Consonants are one main group of speech sounds, the other being vowels. The two categories are distinct from each other both with regard to articulation and to how they function in speech. All consonants are produced with some form of stricture in the vocal tract, either a closure or a narrowing, which hinders the airflow, while vowels are produced with a free flow of air (see Chapter 3). Consonants are typically marginal in the syllable, sometimes as clusters, while vowels are at the centre of syllables. Consider the word strict /strɪkt/, where the vowel /ɪ/ carries the syllable, while the consonants /str-/ and /-kt/ form the margins, and do not add any syllables (see further Chapter 5). The only consonants that can sometimes form (unstressed) syllables are /n, l, r/ in e.g. button /ˈbʌtn/, middle /ˈmɪdl/, eager /ˈiːɡr/ (GA).
This chapter provides a description of consonant articulation in general, a classification of English consonants into different categories, and a presentation of all the individual consonant phonemes. We start, however, with an overview of the speech organs and articulators which form the basis for consonant (and vowel) production.
2.1 Speech organs
All English speech sounds are made by air coming from the lungs and travelling up through the windpipe and out through the mouth or the nose. This airstream is modified in different ways to produce the various vowels and consonants. The present section takes a closer look at the organs that modify the airstream. Figure 2.1 shows the main parts of the speech apparatus.
Fig. 2.1 The speech organs.
The lungs are the source of energy for speech. In all languages, most speech sounds are made by air coming from the lungs. In technical terms, the sounds are made on an egressive (or out-going) airstream.
When air is expelled from the lungs, the muscles in the abdomen contract, and the result is the same as that of pressing a bellows. We can vary the force with which the air is expelled. As we shall see later, this is important for our sensation of loudness. It is also important in the distinction between fortis and lenis consonants (see 2.2.3).
After being expelled from the lungs, the air travels up through the windpipe (the trachea) and through the larynx, which contains the vocal cords. The vocal cords play a very important role in speech. These
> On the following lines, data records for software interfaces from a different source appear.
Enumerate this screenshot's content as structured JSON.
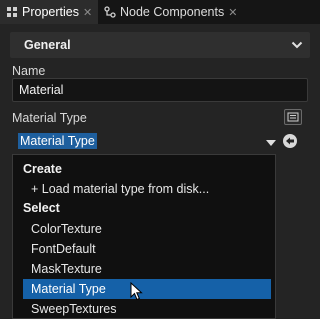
{
  "tabs": [
    {
      "label": "Properties",
      "active": true,
      "close": "✕"
    },
    {
      "label": "Node Components",
      "active": false,
      "close": "✕"
    }
  ],
  "section": {
    "title": "General"
  },
  "fields": {
    "name_label": "Name",
    "name_value": "Material",
    "material_type_label": "Material Type",
    "material_type_value": "Material Type"
  },
  "dropdown": {
    "create_header": "Create",
    "load_item": "+ Load material type from disk...",
    "select_header": "Select",
    "items": [
      "ColorTexture",
      "FontDefault",
      "MaskTexture",
      "Material Type",
      "SweepTextures"
    ],
    "selected_index": 3
  },
  "colors": {
    "accent": "#1561a8",
    "selection_text_bg": "#1e5f9e",
    "background": "#242424"
  }
}
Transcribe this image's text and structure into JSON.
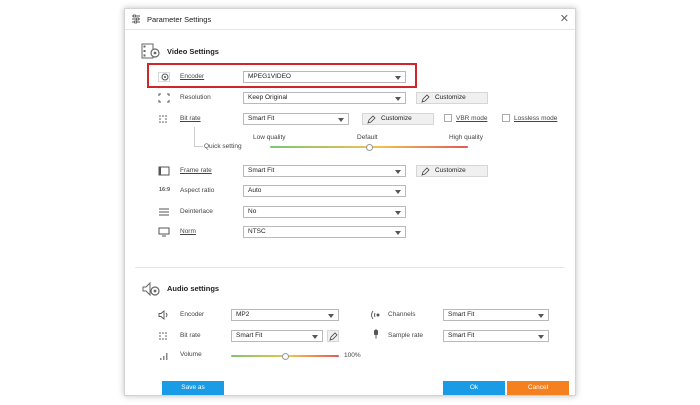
{
  "window": {
    "title": "Parameter Settings",
    "close_glyph": "✕"
  },
  "video": {
    "title": "Video Settings",
    "encoder": {
      "label": "Encoder",
      "value": "MPEG1VIDEO"
    },
    "resolution": {
      "label": "Resolution",
      "value": "Keep Original",
      "button": "Customize"
    },
    "bitrate": {
      "label": "Bit rate",
      "value": "Smart Fit",
      "button": "Customize",
      "vbr_label": "VBR mode",
      "lossless_label": "Lossless mode",
      "low": "Low quality",
      "default": "Default",
      "high": "High quality",
      "quick": "Quick setting",
      "quality_level": 0.5
    },
    "framerate": {
      "label": "Frame rate",
      "value": "Smart Fit",
      "button": "Customize"
    },
    "aspect": {
      "label": "Aspect ratio",
      "value": "Auto",
      "icon_text": "16:9"
    },
    "deinterlace": {
      "label": "Deinterlace",
      "value": "No"
    },
    "norm": {
      "label": "Norm",
      "value": "NTSC"
    }
  },
  "audio": {
    "title": "Audio settings",
    "encoder": {
      "label": "Encoder",
      "value": "MP2"
    },
    "bitrate": {
      "label": "Bit rate",
      "value": "Smart Fit"
    },
    "channels": {
      "label": "Channels",
      "value": "Smart Fit"
    },
    "samplerate": {
      "label": "Sample rate",
      "value": "Smart Fit"
    },
    "volume": {
      "label": "Volume",
      "value": "100%",
      "level": 0.5
    }
  },
  "footer": {
    "save_as": "Save as",
    "ok": "Ok",
    "cancel": "Cancel"
  },
  "colors": {
    "accent_blue": "#1a9be6",
    "cancel_orange": "#f5801f",
    "highlight_red": "#d0262a"
  }
}
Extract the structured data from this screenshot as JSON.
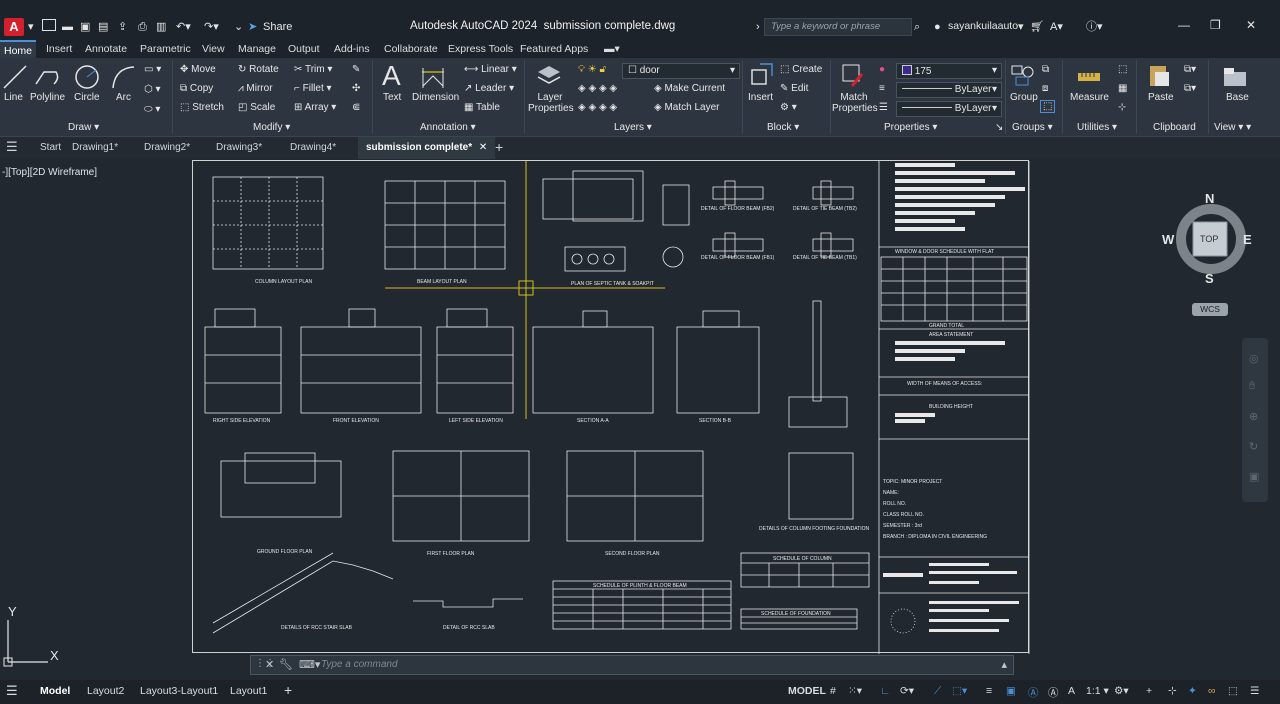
{
  "app": {
    "title": "Autodesk AutoCAD 2024",
    "filename": "submission complete.dwg",
    "logo_letter": "A",
    "share_label": "Share",
    "search_placeholder": "Type a keyword or phrase",
    "username": "sayankuilaauto"
  },
  "menu": [
    "Home",
    "Insert",
    "Annotate",
    "Parametric",
    "View",
    "Manage",
    "Output",
    "Add-ins",
    "Collaborate",
    "Express Tools",
    "Featured Apps"
  ],
  "ribbon": {
    "draw": {
      "label": "Draw",
      "tools": [
        "Line",
        "Polyline",
        "Circle",
        "Arc"
      ]
    },
    "modify": {
      "label": "Modify",
      "tools": [
        "Move",
        "Rotate",
        "Trim",
        "Copy",
        "Mirror",
        "Fillet",
        "Stretch",
        "Scale",
        "Array"
      ]
    },
    "annotation": {
      "label": "Annotation",
      "tools": [
        "Text",
        "Dimension",
        "Linear",
        "Leader",
        "Table"
      ]
    },
    "layers": {
      "label": "Layers",
      "layer_properties": "Layer Properties",
      "current_layer": "door",
      "make_current": "Make Current",
      "match_layer": "Match Layer"
    },
    "block": {
      "label": "Block",
      "insert": "Insert",
      "create": "Create",
      "edit": "Edit"
    },
    "properties": {
      "label": "Properties",
      "match": "Match Properties",
      "color": "175",
      "linetype": "ByLayer",
      "lineweight": "ByLayer"
    },
    "groups": {
      "label": "Groups",
      "group": "Group"
    },
    "utilities": {
      "label": "Utilities",
      "measure": "Measure"
    },
    "clipboard": {
      "label": "Clipboard",
      "paste": "Paste"
    },
    "view": {
      "label": "View",
      "base": "Base"
    }
  },
  "file_tabs": [
    "Start",
    "Drawing1*",
    "Drawing2*",
    "Drawing3*",
    "Drawing4*",
    "submission complete*"
  ],
  "viewport_label": "-][Top][2D Wireframe]",
  "navcube": {
    "n": "N",
    "s": "S",
    "e": "E",
    "w": "W",
    "top": "TOP",
    "wcs": "WCS"
  },
  "ucs": {
    "x": "X",
    "y": "Y"
  },
  "command_placeholder": "Type a command",
  "layout_tabs": [
    "Model",
    "Layout2",
    "Layout3-Layout1",
    "Layout1"
  ],
  "status": {
    "model": "MODEL",
    "scale": "1:1"
  },
  "drawing_captions": {
    "column_layout": "COLUMN LAYOUT PLAN",
    "beam_layout": "BEAM LAYOUT PLAN",
    "septic": "PLAN OF SEPTIC TANK & SOAKPIT",
    "fb2": "DETAIL OF FLOOR BEAM (FB2)",
    "tb2": "DETAIL OF TIE BEAM (TB2)",
    "fb1": "DETAIL OF FLOOR BEAM (FB1)",
    "tb1": "DETAIL OF TIE BEAM (TB1)",
    "right_elev": "RIGHT SIDE ELEVATION",
    "front_elev": "FRONT ELEVATION",
    "left_elev": "LEFT SIDE ELEVATION",
    "section_aa": "SECTION A-A",
    "section_bb": "SECTION B-B",
    "ground_plan": "GROUND FLOOR PLAN",
    "first_plan": "FIRST FLOOR PLAN",
    "second_plan": "SECOND FLOOR PLAN",
    "footing": "DETAILS OF COLUMN FOOTING FOUNDATION",
    "stair": "DETAILS OF RCC STAIR SLAB",
    "rcc_slab": "DETAIL OF RCC SLAB",
    "plinth_sched": "SCHEDULE OF PLINTH & FLOOR BEAM",
    "column_sched": "SCHEDULE OF COLUMN",
    "foundation_sched": "SCHEDULE OF FOUNDATION",
    "window_sched": "WINDOW & DOOR SCHEDULE WITH FLAT",
    "area_stmt": "AREA STATEMENT",
    "means_access": "WIDTH OF MEANS OF ACCESS:",
    "building_height": "BUILDING HEIGHT",
    "grand_total": "GRAND TOTAL",
    "topic": "TOPIC: MINOR PROJECT",
    "name": "NAME:",
    "roll": "ROLL NO.",
    "class_roll": "CLASS ROLL NO.",
    "semester": "SEMESTER : 3rd",
    "branch": "BRANCH : DIPLOMA IN CIVIL ENGINEERING"
  },
  "colors": {
    "accent": "#4a90d9",
    "layer_yellow": "#d4c21a",
    "app_red": "#d4202c"
  }
}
This book is an introduction to the pronunciation and intonation of modern English, with a focus on standard British and American English. It provides a detailed account of the English speech sounds, a discussion of stress and connected speech processes, and an outline of the principles of English intonation. The final chapter presents the main features of English varieties around the world. The book provides terms, symbols and other analytical tools for the description and study of English pronunciation. It offers clear explanations of basic theoretical concepts and plenty of illustrative examples.
English Pronunciation and Intonation is intended for undergraduate students of English in universities, colleges and in teacher training, but may be used by anyone interested in the English language.
Bente Hannisdal is Associate Professor of English linguistics at the University of Bergen, Norway.
Thor Sigurd Nilsen is a former Associate Professor of English linguistics at the University of South-Eastern Norway.